A permanent Observatory named for Daniel Kirkwood was built at the west end of Dunn’s Woods and dedicated in 1901. Kirkwood Observatory houses a 12” refracting telescope built by the Warner and Swasey Company in Cleveland. The optics were ground and polished by the renowned American optician Simon Brashear.
Miller planned to use the 12-inch refracting telescope at the new Kirkwood Observatory for research on visual binary stars, and hired Wilbur Adelman Cogshall from the Lowell Observatory in Arizona as his assistant in 1900. Cogshall received his Bachelor of Science degree from Albion College in Michigan in 1895 and worked as an assistant at Lowell Observatory in Flagstaff, where he became an expert on measuring visual binary stars. He earned a Master’s Degree from IU in 1902, and was appointed as an Assistant Professor of Astronomy at IU in 1904. Professor Miller then left to become Director of the Swarthmore Observatory in 1906, leaving the Department and the Observatory to the care of Wilber Cogshall, who served until 1944. During his years at IU, Cogshall participated in four solar eclipse expeditions to study the solar corona, and built an innovative Schwartzchild telescope near State Road 446 east of Bloomington.
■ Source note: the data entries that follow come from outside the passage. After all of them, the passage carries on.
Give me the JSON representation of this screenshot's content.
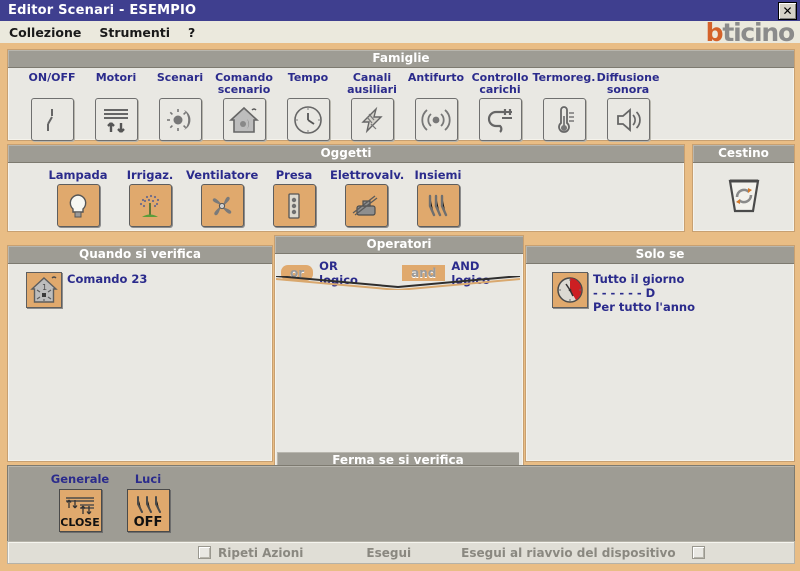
{
  "window": {
    "title": "Editor Scenari - ESEMPIO",
    "close_label": "✕",
    "brand_first": "b",
    "brand_rest": "ticino"
  },
  "menu": {
    "items": [
      {
        "label": "Collezione"
      },
      {
        "label": "Strumenti"
      },
      {
        "label": "?"
      }
    ]
  },
  "famiglie": {
    "title": "Famiglie",
    "items": [
      {
        "label": "ON/OFF",
        "icon": "switch-icon"
      },
      {
        "label": "Motori",
        "icon": "shutter-updown-icon"
      },
      {
        "label": "Scenari",
        "icon": "scenario-sun-icon"
      },
      {
        "label": "Comando\nscenario",
        "icon": "house-scenario-icon"
      },
      {
        "label": "Tempo",
        "icon": "clock-icon"
      },
      {
        "label": "Canali\nausiliari",
        "icon": "lightning-icon"
      },
      {
        "label": "Antifurto",
        "icon": "alarm-waves-icon"
      },
      {
        "label": "Controllo\ncarichi",
        "icon": "plug-icon"
      },
      {
        "label": "Termoreg.",
        "icon": "thermometer-icon"
      },
      {
        "label": "Diffusione\nsonora",
        "icon": "speaker-icon"
      }
    ]
  },
  "oggetti": {
    "title": "Oggetti",
    "items": [
      {
        "label": "Lampada",
        "icon": "lightbulb-icon"
      },
      {
        "label": "Irrigaz.",
        "icon": "sprinkler-icon"
      },
      {
        "label": "Ventilatore",
        "icon": "fan-icon"
      },
      {
        "label": "Presa",
        "icon": "socket-icon"
      },
      {
        "label": "Elettrovalv.",
        "icon": "solenoid-valve-icon"
      },
      {
        "label": "Insiemi",
        "icon": "groups-icon"
      }
    ]
  },
  "cestino": {
    "title": "Cestino",
    "icon": "trash-recycle-icon"
  },
  "quando": {
    "title": "Quando si verifica",
    "entries": [
      {
        "icon": "house-command-icon",
        "lines": [
          "Comando 23"
        ]
      }
    ]
  },
  "operatori": {
    "title": "Operatori",
    "footer": "Ferma se si verifica",
    "operators": [
      {
        "badge": "or",
        "label": "OR logico",
        "shape": "round"
      },
      {
        "badge": "and",
        "label": "AND logico",
        "shape": "square"
      }
    ]
  },
  "solose": {
    "title": "Solo se",
    "entries": [
      {
        "icon": "clock-pie-icon",
        "lines": [
          "Tutto il giorno",
          "-  -  -  -  -  - D",
          "Per tutto l'anno"
        ]
      }
    ]
  },
  "azioni": {
    "items": [
      {
        "label": "Generale",
        "icon": "shutter-close-icon",
        "caption": "CLOSE"
      },
      {
        "label": "Luci",
        "icon": "lights-off-icon",
        "caption": "OFF"
      }
    ]
  },
  "statusbar": {
    "ripeti_label": "Ripeti Azioni",
    "ripeti_checked": false,
    "esegui_label": "Esegui",
    "riavvio_label": "Esegui al riavvio del dispositivo",
    "riavvio_checked": false
  },
  "colors": {
    "window_bg": "#e9bd85",
    "titlebar": "#3f3f8f",
    "panel_head": "#9e9c94",
    "panel_body": "#e9e8e3",
    "label_blue": "#2b2b8c",
    "object_tile": "#e0a96d",
    "brand_orange": "#d4622a",
    "brand_gray": "#8b8b8b"
  }
}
The astronomer V. M. Slipher graduated from IU in 1909, and went on to become Director of the Lowell Observatory in 1916. Slipher carried out pioneering work measuring the radial velocities of galaxies. Slipher’s data were used by Edwin Hubble to discover the expansion of the Universe. Among other honors, Slipher received an honorary LL.D. degree at the 1930 Commencement ceremony at IU.
In 1929, Cogshall served as Chief Scientist of the U.S. Naval Observatory eclipse expedition to the Philippine Islands. Major equipment was set up under his supervision to make photographic observations of the total eclipse of the Sun on May 9.